Return, from the listing that follows, each line containing the word "data".
RECORDS TO PROCESS Start Marker
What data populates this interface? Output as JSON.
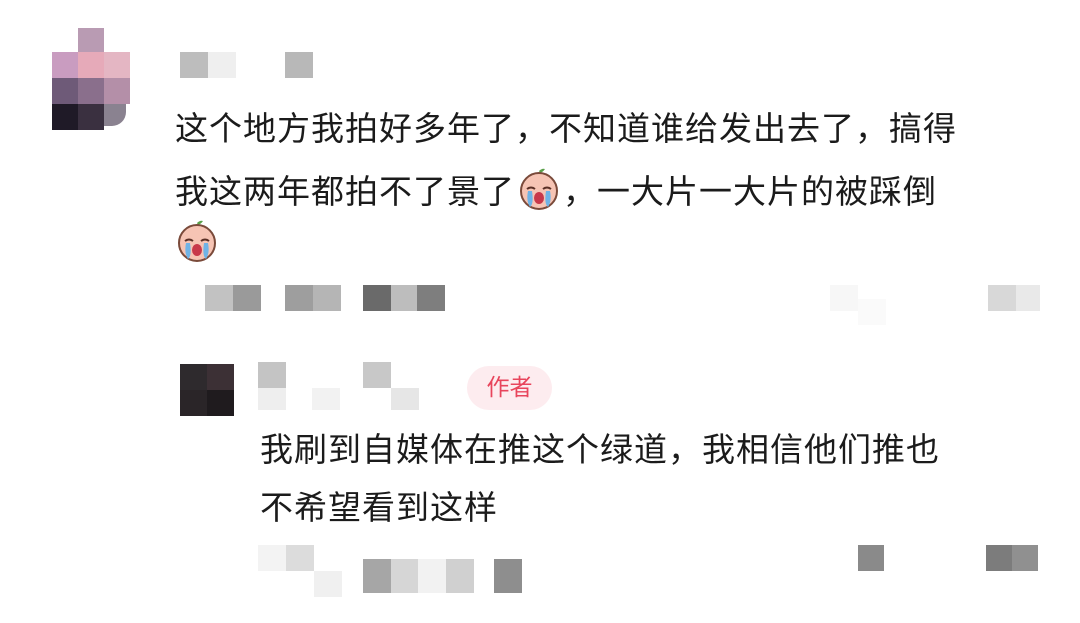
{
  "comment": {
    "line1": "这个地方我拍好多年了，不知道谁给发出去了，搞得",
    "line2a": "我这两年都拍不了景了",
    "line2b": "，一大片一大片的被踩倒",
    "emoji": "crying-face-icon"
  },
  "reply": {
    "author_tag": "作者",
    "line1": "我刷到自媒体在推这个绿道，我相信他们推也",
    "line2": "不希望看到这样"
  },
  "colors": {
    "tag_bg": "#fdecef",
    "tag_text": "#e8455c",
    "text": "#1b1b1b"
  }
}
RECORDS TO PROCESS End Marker
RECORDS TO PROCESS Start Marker
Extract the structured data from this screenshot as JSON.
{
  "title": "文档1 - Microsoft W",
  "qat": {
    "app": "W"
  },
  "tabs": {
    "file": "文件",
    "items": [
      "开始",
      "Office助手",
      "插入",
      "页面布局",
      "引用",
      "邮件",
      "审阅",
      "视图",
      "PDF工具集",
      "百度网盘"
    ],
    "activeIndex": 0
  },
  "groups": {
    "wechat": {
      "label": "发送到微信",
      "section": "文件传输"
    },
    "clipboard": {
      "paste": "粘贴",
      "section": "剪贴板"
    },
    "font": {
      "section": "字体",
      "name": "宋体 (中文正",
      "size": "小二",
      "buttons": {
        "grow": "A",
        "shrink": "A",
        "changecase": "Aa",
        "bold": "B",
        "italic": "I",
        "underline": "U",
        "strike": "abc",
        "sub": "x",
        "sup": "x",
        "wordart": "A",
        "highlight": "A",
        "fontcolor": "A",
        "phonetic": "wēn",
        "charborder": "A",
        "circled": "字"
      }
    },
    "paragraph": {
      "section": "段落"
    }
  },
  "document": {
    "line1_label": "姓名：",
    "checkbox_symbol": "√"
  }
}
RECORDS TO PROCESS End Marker
* **ANSWER SPACE**
What data populates this interface? Output as JSON.
Extract the structured data from this screenshot as JSON.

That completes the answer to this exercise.